Now, this is also in particular for the black women in particular who have spent their lifetimes dedicated to nurturing everyone before themselves. We can and will do better for you. Now, what we’ve been doing is looking at the data, and we now know that police somehow manage to de-escalate, disarm, and not kill white people every day. So what’s going to happen is we are going to have equal rights and justice in our own country, or we will restructure their function and outs.

I have more, y’all. Yesterday would have been young Tamir Rice’s 14th birthday. So I don’t want to hear any more about how far we have come when paid pubic servants can have a drive-by on a 12-year-old playing alone in broad daylight, killing him on television and then go home to make a sandwich. Tell Rekia Boyd how it’s so much better to live in 2012 that is in 1612 or 1712. Tell that to Eric Gardner. Tell that to Sandra Bland.

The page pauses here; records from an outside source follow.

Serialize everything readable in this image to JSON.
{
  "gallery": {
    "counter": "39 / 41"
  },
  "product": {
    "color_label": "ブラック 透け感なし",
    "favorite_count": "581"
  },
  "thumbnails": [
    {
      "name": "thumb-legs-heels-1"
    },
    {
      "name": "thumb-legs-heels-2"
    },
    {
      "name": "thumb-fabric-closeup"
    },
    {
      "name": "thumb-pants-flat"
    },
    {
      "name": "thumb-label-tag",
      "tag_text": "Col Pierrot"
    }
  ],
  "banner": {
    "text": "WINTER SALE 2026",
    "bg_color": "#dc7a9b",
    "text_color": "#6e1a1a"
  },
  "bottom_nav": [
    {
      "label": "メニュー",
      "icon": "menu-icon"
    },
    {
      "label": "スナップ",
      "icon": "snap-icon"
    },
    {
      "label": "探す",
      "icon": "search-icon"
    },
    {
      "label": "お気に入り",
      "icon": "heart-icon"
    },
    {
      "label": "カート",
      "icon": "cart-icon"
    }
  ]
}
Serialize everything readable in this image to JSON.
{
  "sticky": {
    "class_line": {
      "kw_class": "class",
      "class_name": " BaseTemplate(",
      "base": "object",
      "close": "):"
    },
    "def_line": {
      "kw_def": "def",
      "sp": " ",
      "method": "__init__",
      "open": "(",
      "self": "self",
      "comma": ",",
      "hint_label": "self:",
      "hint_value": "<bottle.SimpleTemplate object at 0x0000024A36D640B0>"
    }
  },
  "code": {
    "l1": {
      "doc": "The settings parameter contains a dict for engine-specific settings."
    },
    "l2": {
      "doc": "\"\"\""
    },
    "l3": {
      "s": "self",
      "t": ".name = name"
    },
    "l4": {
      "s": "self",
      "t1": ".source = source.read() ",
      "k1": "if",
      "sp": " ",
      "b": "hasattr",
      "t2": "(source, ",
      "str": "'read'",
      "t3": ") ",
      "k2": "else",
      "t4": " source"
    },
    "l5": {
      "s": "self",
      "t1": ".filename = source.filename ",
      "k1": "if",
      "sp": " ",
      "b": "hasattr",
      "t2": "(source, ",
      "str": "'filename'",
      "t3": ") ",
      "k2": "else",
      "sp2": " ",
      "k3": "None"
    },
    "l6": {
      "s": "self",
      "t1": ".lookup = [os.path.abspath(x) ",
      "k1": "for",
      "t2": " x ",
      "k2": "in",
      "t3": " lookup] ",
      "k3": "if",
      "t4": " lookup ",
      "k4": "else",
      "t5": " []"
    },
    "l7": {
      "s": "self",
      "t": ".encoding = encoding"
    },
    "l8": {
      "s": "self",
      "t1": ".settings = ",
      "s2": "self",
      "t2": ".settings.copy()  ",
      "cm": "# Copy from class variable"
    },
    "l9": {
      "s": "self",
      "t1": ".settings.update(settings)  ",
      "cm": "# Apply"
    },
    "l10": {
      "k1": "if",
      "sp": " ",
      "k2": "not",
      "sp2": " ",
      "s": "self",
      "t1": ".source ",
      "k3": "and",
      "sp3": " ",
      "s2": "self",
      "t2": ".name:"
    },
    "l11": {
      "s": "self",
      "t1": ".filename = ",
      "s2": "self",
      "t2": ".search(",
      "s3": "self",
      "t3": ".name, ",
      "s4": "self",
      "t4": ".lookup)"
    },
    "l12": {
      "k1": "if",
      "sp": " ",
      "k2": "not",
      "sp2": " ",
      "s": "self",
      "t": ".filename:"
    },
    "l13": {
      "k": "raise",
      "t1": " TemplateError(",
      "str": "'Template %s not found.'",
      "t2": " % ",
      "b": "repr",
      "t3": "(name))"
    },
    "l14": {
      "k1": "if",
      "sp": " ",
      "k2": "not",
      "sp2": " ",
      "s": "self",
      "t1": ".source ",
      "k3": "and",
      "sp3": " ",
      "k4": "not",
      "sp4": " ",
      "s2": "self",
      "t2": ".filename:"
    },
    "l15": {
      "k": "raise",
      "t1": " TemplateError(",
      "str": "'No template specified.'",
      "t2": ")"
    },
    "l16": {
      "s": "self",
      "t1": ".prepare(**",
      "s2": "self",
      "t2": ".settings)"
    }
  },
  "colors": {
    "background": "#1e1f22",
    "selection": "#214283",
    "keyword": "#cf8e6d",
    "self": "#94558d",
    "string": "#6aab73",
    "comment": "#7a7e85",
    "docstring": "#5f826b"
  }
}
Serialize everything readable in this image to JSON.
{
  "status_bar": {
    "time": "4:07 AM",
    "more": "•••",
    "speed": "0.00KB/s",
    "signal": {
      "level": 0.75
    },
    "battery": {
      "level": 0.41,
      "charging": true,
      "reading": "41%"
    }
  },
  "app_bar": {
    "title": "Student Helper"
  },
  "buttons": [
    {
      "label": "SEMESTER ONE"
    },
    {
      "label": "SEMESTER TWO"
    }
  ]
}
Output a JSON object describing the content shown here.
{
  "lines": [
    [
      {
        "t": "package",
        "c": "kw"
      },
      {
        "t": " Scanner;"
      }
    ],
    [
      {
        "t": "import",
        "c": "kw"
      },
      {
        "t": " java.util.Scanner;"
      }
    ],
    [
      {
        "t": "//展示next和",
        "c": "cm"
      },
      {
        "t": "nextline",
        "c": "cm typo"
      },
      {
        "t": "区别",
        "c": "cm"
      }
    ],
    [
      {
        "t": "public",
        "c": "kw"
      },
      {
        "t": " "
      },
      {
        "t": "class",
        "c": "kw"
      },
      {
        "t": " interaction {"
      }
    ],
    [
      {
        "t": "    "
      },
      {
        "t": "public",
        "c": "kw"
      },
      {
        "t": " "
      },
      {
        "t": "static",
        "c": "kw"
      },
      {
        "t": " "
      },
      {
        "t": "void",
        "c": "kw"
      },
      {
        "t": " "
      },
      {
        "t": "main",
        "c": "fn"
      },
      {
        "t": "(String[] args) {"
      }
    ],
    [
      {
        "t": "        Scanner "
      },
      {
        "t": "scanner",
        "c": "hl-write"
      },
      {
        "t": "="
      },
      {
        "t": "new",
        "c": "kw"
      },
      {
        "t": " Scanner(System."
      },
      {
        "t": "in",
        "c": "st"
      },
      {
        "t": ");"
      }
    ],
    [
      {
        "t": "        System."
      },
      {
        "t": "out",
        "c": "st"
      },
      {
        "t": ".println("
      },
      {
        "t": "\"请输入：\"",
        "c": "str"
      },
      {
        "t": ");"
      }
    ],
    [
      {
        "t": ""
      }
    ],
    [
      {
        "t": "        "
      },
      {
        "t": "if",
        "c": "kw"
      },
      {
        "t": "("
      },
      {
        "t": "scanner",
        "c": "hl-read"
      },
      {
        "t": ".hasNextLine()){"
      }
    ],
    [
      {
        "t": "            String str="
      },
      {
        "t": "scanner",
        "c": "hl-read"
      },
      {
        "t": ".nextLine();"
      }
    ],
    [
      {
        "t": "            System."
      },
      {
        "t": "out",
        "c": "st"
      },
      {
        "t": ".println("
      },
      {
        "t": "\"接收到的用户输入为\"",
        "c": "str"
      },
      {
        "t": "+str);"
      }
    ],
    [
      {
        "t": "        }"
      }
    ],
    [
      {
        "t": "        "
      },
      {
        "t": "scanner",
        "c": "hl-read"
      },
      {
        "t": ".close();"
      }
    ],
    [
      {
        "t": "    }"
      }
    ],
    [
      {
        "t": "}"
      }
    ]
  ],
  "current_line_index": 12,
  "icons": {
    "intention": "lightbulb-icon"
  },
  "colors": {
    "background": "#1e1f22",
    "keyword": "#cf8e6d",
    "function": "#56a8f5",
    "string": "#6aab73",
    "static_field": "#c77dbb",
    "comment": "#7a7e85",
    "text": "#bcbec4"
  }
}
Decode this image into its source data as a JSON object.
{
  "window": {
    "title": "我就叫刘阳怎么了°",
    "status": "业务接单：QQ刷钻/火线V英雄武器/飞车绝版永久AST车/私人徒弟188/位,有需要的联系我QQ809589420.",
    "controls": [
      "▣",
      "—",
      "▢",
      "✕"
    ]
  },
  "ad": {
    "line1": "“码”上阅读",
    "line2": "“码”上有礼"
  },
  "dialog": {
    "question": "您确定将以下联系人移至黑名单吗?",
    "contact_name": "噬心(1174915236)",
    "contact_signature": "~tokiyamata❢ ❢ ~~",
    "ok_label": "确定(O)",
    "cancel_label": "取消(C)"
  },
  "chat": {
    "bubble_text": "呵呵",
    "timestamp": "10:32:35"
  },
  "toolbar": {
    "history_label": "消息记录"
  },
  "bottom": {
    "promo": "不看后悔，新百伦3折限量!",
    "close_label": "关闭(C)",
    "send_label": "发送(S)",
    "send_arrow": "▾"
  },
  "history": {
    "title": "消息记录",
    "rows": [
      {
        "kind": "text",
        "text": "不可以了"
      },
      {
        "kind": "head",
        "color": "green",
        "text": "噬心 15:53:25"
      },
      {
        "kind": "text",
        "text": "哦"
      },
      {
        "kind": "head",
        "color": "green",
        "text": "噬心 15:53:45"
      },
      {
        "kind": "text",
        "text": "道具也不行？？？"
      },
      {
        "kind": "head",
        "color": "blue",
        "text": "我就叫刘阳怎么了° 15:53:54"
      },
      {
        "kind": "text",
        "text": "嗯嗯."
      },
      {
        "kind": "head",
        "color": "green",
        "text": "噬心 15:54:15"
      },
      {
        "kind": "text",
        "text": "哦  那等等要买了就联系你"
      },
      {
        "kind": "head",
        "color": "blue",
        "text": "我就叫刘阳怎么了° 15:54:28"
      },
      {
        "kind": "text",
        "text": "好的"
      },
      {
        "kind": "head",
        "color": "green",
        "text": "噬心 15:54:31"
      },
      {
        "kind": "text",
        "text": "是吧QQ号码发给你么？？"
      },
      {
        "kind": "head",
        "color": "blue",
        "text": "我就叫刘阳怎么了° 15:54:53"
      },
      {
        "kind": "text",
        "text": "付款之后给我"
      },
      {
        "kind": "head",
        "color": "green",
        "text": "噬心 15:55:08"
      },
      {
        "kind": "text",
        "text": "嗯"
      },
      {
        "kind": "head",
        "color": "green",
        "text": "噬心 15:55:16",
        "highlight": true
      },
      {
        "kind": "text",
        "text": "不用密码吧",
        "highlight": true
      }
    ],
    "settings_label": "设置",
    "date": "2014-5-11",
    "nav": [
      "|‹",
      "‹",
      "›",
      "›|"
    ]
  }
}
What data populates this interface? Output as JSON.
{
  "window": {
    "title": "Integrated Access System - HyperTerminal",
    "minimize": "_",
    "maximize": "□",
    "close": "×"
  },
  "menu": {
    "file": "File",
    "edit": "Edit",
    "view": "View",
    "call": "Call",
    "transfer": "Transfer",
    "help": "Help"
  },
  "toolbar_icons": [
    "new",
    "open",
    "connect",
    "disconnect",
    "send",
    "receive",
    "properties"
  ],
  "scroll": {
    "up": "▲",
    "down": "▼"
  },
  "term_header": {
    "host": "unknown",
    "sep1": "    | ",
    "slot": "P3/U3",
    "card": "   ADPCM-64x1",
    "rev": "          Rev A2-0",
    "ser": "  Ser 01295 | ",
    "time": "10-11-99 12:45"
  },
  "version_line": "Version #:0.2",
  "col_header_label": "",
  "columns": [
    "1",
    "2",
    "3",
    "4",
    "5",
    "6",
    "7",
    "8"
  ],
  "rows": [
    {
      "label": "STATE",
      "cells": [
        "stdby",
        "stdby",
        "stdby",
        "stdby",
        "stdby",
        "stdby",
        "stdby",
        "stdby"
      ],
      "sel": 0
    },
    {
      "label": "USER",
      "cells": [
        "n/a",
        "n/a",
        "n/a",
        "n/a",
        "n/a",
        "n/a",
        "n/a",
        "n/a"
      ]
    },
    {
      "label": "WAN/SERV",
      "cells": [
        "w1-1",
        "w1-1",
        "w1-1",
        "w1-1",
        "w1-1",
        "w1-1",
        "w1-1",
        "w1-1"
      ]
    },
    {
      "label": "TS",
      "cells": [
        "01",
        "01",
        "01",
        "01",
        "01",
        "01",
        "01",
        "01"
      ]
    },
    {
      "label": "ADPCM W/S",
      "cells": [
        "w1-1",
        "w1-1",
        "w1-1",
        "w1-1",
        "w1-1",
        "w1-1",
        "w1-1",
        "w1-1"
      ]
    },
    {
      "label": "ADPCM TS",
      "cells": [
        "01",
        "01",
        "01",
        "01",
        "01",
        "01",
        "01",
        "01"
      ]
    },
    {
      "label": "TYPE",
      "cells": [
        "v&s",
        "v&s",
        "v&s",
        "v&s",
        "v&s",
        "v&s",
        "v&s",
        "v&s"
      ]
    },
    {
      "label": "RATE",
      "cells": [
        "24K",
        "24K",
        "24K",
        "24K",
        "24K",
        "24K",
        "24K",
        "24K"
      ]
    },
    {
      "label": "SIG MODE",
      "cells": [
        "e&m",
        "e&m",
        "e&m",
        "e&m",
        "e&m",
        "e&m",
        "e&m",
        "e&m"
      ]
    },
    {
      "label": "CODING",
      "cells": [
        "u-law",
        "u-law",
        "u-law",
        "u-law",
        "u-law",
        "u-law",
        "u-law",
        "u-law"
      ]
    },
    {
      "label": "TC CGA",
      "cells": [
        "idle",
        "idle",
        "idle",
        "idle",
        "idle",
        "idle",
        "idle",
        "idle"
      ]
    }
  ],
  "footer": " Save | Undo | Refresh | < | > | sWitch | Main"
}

Now, the thing is, though, all of us in here getting money, that alone isn’t going to stop this. All right? Now, dedicating our lives to getting money just to give it right back for someone’s brand on our body, when we spent centuries praying with brands on our body, and now we pray to get paid for brands on our bodies? There has been no war that we have not fought and died on the frontlines of. No job we haven’t done, no tax they haven’t levied against us, and we’ve paid all of them, but freedom is somehow always conditional here. “You are free,” They keep on telling us. “But she would have been alive if she hadn’t acted so… free.” Now, freedom is always coming in the hereafter. But, you know what ,though? The hereafter is a hustle. We want it now. 

And let’s get a couple things straight, a little side note, the burden of the brutalized is not to comfort of the bystander. That is not our job. Stop with all that. If you have a critique for the resistance, for our resistance, then you better have an established record of our oppression. If you have no interest, if you have no interest in equal rights for black people, then don’t make suggestions to those who do. Sit down. We’ve been floating this country on credit for centuries, and we’re done watching and waiting while this invention called ‘whiteness’ uses and abuses us, burying black people out of sight/out of mind while effecting our culture, our dollars, our entertainment like oil, like gold, demeaning our creations and stealing them, gentrifying our genius and trying us on like costumes before discarding our bodies like rinds of strange fruit.

The thing is, though, just because where we’re magic doesn’t mean we’re not real. Thank you. – Jesse Williams

 Additional:
http://www.usatoday.com/story/life/entertainthis/2016/06/26/jesse-williams-on-racism-2016-bet-awards-speech/86420476/
http://www.billboard.com/articles/news/7416612/jesse-williams-bet-awards-2016-speech-video
https://www.yahoo.com/music/jesse-williamss-powerful-speech-a-highlight-of-032248672.html
http://www.slate.com/articles/health_and_science/science/2014/11/whites_see_blacks_as_superhuman_strength_speed_pain_tolerance_and_the_magical.html
http://www.salon.com/2010/09/14/magical_negro_trope/

Jaylon Carter
Jaylon Carter is a blogger, social media marketing consultant, former Congressional Campaign Media & Communications Director, and a Hip Hop artist who performs under the stage name Timid (@timidmc). He also runs NetBuzzDigest.com, a subscription newsletter informing parents of current happenings on the Internet.



You may also like...

2 Responses

Leave a Reply

Your email address will not be published. Required fields are marked *